» What the task requires
Where a line of the data below has the string "продукции", copy that line.

━━━━━ Source data ━━━━━

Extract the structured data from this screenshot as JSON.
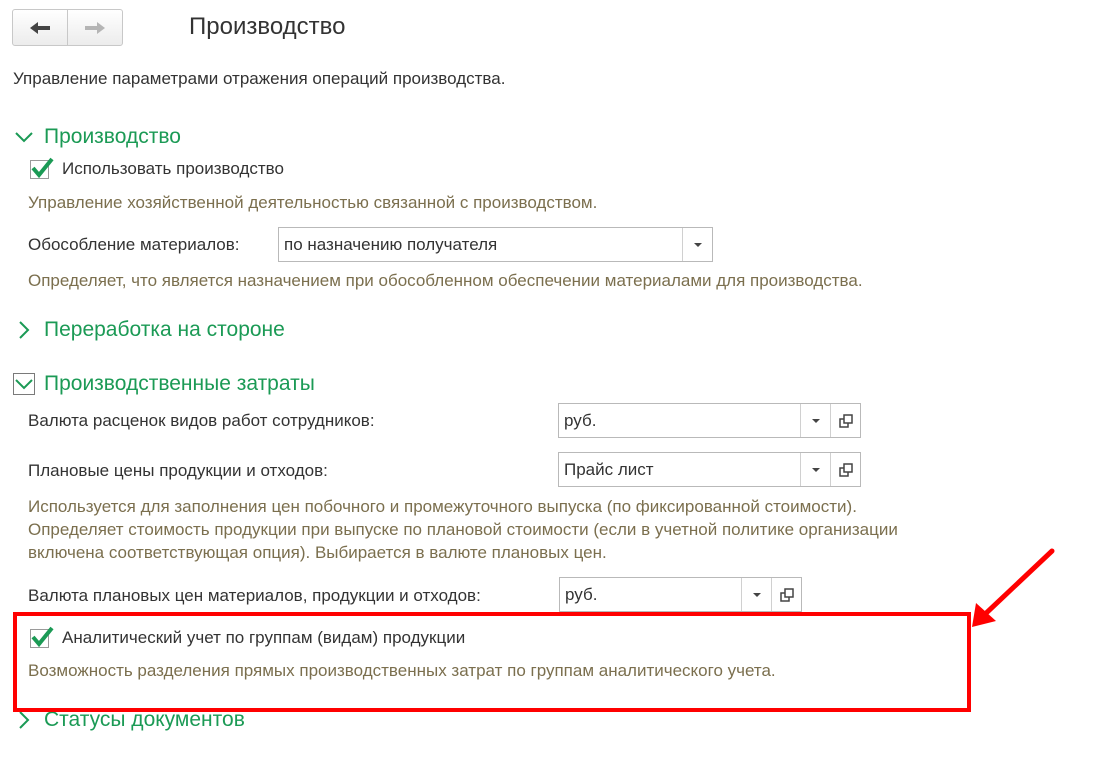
{
  "header": {
    "title": "Производство",
    "description": "Управление параметрами отражения операций производства."
  },
  "sections": {
    "production": {
      "title": "Производство",
      "use_checkbox_label": "Использовать производство",
      "use_checked": true,
      "use_hint": "Управление хозяйственной деятельностью связанной с производством.",
      "isolation_label": "Обособление материалов:",
      "isolation_value": "по назначению получателя",
      "isolation_hint": "Определяет, что является назначением при обособленном обеспечении материалами для производства."
    },
    "outsourcing": {
      "title": "Переработка на стороне"
    },
    "costs": {
      "title": "Производственные затраты",
      "work_rate_currency_label": "Валюта расценок видов работ сотрудников:",
      "work_rate_currency_value": "руб.",
      "planned_prices_label": "Плановые цены продукции и отходов:",
      "planned_prices_value": "Прайс лист",
      "planned_prices_hint_1": "Используется для заполнения цен побочного и промежуточного выпуска (по фиксированной стоимости).",
      "planned_prices_hint_2": "Определяет стоимость продукции при выпуске по плановой стоимости (если в учетной политике организации",
      "planned_prices_hint_3": "включена соответствующая опция). Выбирается в валюте плановых цен.",
      "planned_currency_label": "Валюта плановых цен материалов, продукции и отходов:",
      "planned_currency_value": "руб.",
      "analytic_checkbox_label": "Аналитический учет по группам (видам) продукции",
      "analytic_checked": true,
      "analytic_hint": "Возможность разделения прямых производственных затрат по группам аналитического учета."
    },
    "doc_statuses": {
      "title": "Статусы документов"
    }
  },
  "colors": {
    "section_green": "#1b9a55",
    "hint_olive": "#7b6f4e",
    "annotation_red": "#ff0000"
  },
  "icons": {
    "back": "arrow-left-icon",
    "forward": "arrow-right-icon",
    "expanded": "chevron-down-icon",
    "collapsed": "chevron-right-icon",
    "dropdown": "triangle-down-icon",
    "open": "open-form-icon",
    "check": "checkmark-icon"
  }
}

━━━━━

» Result below
      "planned_prices_label": "Плановые цены продукции и отходов:",
      "planned_prices_hint_2": "Определяет стоимость продукции при выпуске по плановой стоимости (если в учетной политике организации",
      "planned_currency_label": "Валюта плановых цен материалов, продукции и отходов:",
      "analytic_checkbox_label": "Аналитический учет по группам (видам) продукции",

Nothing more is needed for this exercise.